Your instructions: Pick out every line in the data below that holds "eget".

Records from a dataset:
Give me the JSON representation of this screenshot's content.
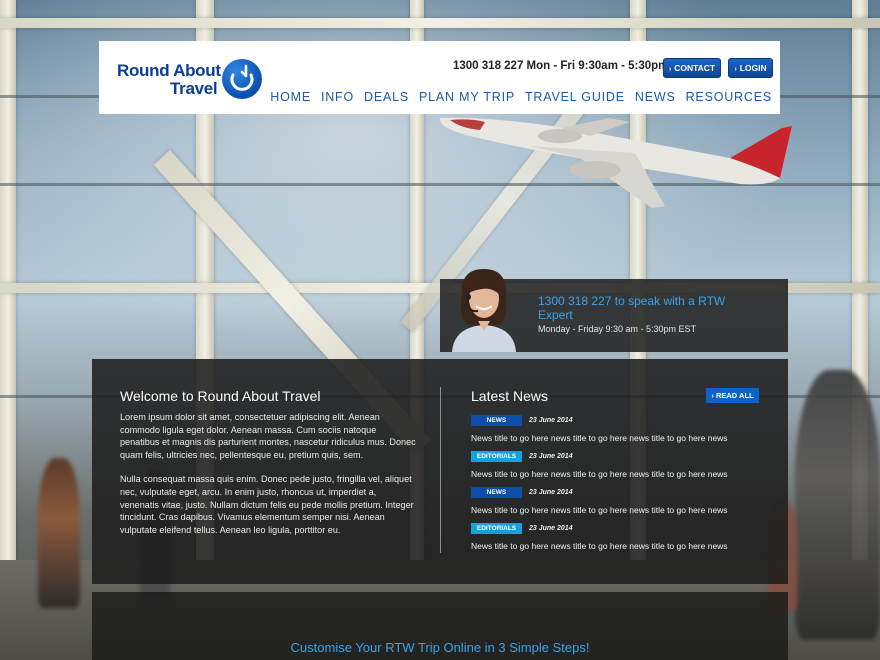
{
  "header": {
    "logo": {
      "line1": "Round About",
      "line2": "Travel"
    },
    "phone_hours": "1300 318 227 Mon - Fri 9:30am - 5:30pm",
    "contact_label": "CONTACT",
    "login_label": "LOGIN",
    "nav": [
      "HOME",
      "INFO",
      "DEALS",
      "PLAN MY TRIP",
      "TRAVEL GUIDE",
      "NEWS",
      "RESOURCES"
    ]
  },
  "expert": {
    "phone_line": "1300 318 227 to speak with a RTW Expert",
    "hours": "Monday - Friday 9:30 am - 5:30pm EST"
  },
  "welcome": {
    "title": "Welcome to Round About Travel",
    "paragraph1": "Lorem ipsum dolor sit amet, consectetuer adipiscing elit. Aenean commodo ligula eget dolor. Aenean massa. Cum sociis natoque penatibus et magnis dis parturient montes, nascetur ridiculus mus. Donec quam felis, ultricies nec, pellentesque eu, pretium quis, sem.",
    "paragraph2": "Nulla consequat massa quis enim. Donec pede justo, fringilla vel, aliquet nec, vulputate eget, arcu. In enim justo, rhoncus ut, imperdiet a, venenatis vitae, justo. Nullam dictum felis eu pede mollis pretium. Integer tincidunt. Cras dapibus. Vivamus elementum semper nisi. Aenean vulputate eleifend tellus. Aenean leo ligula, porttitor eu."
  },
  "news": {
    "title": "Latest News",
    "read_all": "READ ALL",
    "items": [
      {
        "badge": "NEWS",
        "date": "23 June 2014",
        "text": "News title to go here news title to go here news title to go here news"
      },
      {
        "badge": "EDITORIALS",
        "date": "23 June 2014",
        "text": "News title to go here news title to go here news title to go here news"
      },
      {
        "badge": "NEWS",
        "date": "23 June 2014",
        "text": "News title to go here news title to go here news title to go here news"
      },
      {
        "badge": "EDITORIALS",
        "date": "23 June 2014",
        "text": "News title to go here news title to go here news title to go here news"
      }
    ]
  },
  "lower": {
    "headline": "Customise Your RTW Trip Online in 3 Simple Steps!"
  },
  "colors": {
    "brand_blue": "#0b3f8f",
    "nav_blue": "#1d5aa8",
    "accent_cyan": "#3aa3e8",
    "badge_news": "#0d4ea8",
    "badge_editorials": "#18a0d9"
  }
}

Finished task:
    "paragraph1": "Lorem ipsum dolor sit amet, consectetuer adipiscing elit. Aenean commodo ligula eget dolor. Aenean massa. Cum sociis natoque penatibus et magnis dis parturient montes, nascetur ridiculus mus. Donec quam felis, ultricies nec, pellentesque eu, pretium quis, sem.",
    "paragraph2": "Nulla consequat massa quis enim. Donec pede justo, fringilla vel, aliquet nec, vulputate eget, arcu. In enim justo, rhoncus ut, imperdiet a, venenatis vitae, justo. Nullam dictum felis eu pede mollis pretium. Integer tincidunt. Cras dapibus. Vivamus elementum semper nisi. Aenean vulputate eleifend tellus. Aenean leo ligula, porttitor eu."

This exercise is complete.